The best outcome

So far, the discussion of this question is about whether there is a "best product solution." However, the best product that is improperly applied is still likely to cause problems. For most consumers, the more strategic question is what process will generate the best outcome.

Get an assessment of your roof's condition

One of the first things you should do is get an assessment of your roof's condition. There are three basic types of professionals who evaluate roofs. They are roofers, insurance company property adjustors, and a much smaller cadre of professional engineers who work on both commercial and residential roof assessments.

  • Your insurance company may be able to give you a good recommendation on an adjustor in your area.
  • Alternatively, a roofer can be a great source for a free or low-cost assessment. I recommend offering to pay for an assessment rather than getting a free evaluation as part of a contractor's sales price. The cost of the assessment will depend on roof height, type of roof, the urgency of your situation, and other factors, but you should be able to get a low-end assessment for $300 to $500.
  • Using a professional engineer might cost more. As a general rule, these experienced professionals are on roofs every day and can quickly find the areas that show signs of deterioration and give you a reasonable estimate of the remaining life of your roof.

If the roof currently leaks, or if the roof has a limited remaining life, it would be prudent to fix or replace the roof as a first step. It is best to have a long-term roof in place prior to making an investment to convert your attic. Installing foam in your attic will be expensive, and the foam could be damaged or seriously compromised by water intrusion. If you don't want to have to replace the foam, then the current roofing solution needs to last a long time. For me, "a long time" would be at least 10 to 15 years.

Find the best foam installation company in the area

Second, I would focus on finding the best foam installation company in the area.

  • Check references and years of experience. Preferably, you want a company that has done foam for two or three years at a minimum.
  • What you are looking for is an organization that has done 50 or more installations and understands the range of issues that must be addressed for a quality installation.
  • You want an organization that has made the installation errors on someone else's home and will apply the lessons of experience in yours.

The State of Virginia's website includes a consumer reference guide to selecting a contractor called "What You Should Know Before Hiring A Contractor." That guide may give you some additional tools to help you evaluate possible contractors.

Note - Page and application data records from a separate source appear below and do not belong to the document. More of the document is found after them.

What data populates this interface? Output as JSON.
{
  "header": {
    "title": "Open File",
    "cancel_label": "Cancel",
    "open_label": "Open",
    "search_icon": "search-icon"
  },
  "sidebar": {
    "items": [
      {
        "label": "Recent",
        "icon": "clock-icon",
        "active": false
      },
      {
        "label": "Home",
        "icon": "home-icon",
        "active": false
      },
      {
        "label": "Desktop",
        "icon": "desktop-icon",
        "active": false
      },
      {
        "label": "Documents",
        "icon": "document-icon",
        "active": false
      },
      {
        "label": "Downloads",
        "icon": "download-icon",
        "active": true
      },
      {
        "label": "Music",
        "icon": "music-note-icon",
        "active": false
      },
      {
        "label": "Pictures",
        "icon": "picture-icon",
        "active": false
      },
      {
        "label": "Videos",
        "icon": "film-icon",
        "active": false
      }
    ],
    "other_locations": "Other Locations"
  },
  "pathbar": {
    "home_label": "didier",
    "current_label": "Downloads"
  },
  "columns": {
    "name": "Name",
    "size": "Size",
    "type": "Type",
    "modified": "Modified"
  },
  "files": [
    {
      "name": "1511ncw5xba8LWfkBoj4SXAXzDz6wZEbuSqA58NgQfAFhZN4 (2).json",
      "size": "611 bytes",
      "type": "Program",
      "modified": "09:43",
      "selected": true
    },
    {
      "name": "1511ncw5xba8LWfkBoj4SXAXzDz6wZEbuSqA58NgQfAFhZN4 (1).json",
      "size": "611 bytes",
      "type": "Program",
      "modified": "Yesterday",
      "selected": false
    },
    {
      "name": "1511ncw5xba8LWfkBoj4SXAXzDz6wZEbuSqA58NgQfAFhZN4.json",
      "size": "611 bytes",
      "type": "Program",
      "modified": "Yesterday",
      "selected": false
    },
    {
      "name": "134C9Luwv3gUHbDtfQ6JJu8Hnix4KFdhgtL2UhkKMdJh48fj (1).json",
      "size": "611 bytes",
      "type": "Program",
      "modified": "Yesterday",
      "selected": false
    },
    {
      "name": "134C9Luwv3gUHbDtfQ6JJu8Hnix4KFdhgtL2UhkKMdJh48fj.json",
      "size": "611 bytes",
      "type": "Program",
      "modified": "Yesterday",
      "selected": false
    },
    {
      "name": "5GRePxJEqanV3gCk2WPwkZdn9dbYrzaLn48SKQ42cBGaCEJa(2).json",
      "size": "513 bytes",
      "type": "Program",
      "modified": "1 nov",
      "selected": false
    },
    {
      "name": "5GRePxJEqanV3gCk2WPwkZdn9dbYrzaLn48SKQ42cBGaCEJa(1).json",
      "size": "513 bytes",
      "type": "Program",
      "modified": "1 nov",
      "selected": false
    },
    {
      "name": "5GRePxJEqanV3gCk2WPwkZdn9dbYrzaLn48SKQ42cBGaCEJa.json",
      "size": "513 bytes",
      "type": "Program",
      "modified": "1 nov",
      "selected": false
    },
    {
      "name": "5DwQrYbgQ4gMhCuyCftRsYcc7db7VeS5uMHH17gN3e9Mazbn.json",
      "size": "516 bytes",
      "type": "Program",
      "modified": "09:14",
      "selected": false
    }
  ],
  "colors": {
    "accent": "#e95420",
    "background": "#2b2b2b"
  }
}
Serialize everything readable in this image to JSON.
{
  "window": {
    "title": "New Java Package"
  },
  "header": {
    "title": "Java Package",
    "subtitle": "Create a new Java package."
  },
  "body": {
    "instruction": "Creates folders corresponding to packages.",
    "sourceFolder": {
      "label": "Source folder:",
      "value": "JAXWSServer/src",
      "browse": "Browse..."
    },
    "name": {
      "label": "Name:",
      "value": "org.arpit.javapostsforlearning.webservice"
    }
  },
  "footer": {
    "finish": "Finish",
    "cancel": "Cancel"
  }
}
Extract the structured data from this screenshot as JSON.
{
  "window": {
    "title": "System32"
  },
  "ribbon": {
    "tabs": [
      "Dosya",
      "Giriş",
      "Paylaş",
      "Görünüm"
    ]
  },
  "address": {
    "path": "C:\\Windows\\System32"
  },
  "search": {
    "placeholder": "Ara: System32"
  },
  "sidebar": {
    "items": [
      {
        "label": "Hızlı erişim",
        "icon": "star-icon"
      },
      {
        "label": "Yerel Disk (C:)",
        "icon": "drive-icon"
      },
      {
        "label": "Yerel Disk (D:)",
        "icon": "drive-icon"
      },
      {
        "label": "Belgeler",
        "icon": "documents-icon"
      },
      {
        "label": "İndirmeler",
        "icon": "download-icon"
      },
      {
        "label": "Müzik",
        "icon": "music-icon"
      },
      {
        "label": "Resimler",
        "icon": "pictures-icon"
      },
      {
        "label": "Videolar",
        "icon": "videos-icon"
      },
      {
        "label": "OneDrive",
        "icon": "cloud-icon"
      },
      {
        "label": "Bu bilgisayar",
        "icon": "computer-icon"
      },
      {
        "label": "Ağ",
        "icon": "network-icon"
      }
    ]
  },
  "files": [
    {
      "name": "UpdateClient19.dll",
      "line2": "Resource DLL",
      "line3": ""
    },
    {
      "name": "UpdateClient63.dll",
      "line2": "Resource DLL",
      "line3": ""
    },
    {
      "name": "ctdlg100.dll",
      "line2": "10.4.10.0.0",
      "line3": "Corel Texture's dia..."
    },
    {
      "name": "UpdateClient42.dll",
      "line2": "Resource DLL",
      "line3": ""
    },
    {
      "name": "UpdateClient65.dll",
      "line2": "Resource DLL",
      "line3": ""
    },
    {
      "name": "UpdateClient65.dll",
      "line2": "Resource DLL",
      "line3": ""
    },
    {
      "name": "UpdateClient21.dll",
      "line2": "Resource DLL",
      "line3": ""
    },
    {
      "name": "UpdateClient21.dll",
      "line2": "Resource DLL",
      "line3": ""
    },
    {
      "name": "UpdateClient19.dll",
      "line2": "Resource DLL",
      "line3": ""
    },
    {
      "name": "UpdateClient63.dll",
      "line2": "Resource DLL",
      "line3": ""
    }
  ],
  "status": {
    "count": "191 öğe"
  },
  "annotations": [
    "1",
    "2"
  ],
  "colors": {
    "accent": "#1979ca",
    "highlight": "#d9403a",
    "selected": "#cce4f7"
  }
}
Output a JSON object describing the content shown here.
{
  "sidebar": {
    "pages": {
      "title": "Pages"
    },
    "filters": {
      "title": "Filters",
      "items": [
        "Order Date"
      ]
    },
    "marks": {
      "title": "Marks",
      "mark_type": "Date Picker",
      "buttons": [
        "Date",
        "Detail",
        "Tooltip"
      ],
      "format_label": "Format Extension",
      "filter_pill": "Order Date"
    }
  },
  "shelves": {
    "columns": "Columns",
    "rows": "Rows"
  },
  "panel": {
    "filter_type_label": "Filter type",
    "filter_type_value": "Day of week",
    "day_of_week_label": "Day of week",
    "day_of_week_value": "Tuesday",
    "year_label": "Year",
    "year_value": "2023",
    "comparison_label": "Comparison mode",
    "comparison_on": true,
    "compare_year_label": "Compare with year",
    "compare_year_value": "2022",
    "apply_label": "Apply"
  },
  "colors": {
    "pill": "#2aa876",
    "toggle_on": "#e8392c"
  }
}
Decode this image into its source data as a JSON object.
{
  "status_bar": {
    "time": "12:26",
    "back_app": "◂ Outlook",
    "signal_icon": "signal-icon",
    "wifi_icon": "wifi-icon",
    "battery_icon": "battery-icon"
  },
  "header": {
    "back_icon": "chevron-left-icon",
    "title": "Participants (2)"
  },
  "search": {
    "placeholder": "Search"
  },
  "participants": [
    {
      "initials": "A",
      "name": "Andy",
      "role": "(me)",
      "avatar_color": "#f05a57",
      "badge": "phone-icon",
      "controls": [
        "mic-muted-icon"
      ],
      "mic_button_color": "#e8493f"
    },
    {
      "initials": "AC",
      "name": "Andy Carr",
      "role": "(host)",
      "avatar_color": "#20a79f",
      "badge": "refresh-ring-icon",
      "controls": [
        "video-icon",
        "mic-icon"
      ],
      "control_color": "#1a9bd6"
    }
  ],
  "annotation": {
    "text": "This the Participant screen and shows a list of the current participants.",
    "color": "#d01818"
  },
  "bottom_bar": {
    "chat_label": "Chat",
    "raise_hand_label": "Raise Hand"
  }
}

I would select a firm that sells both open and closed cell foam. This way you have the opportunity to understand comparative costs and tradeoffs. A company that sells both types of foam is less likely to be biased in one direction or another and, in general, will have sufficient experience to outline the pros and cons of each foam installation strategy.

The outcome remains with the home, so keep focused on quality and long-term value as you select among various companies and product pricing options.

For more information:

Check GreenHomeGuide'sbest attic insulation Q&A to see what other homeowners and contractors are saying about vapor barriers, open cell foam, closed cell foam, etc.

Visit Icynene's website for information on one of the open cell foam insulation manufacturing companies. Visit Thermoseal's website for information on one of the closed cell foam insulation manufacturing companies.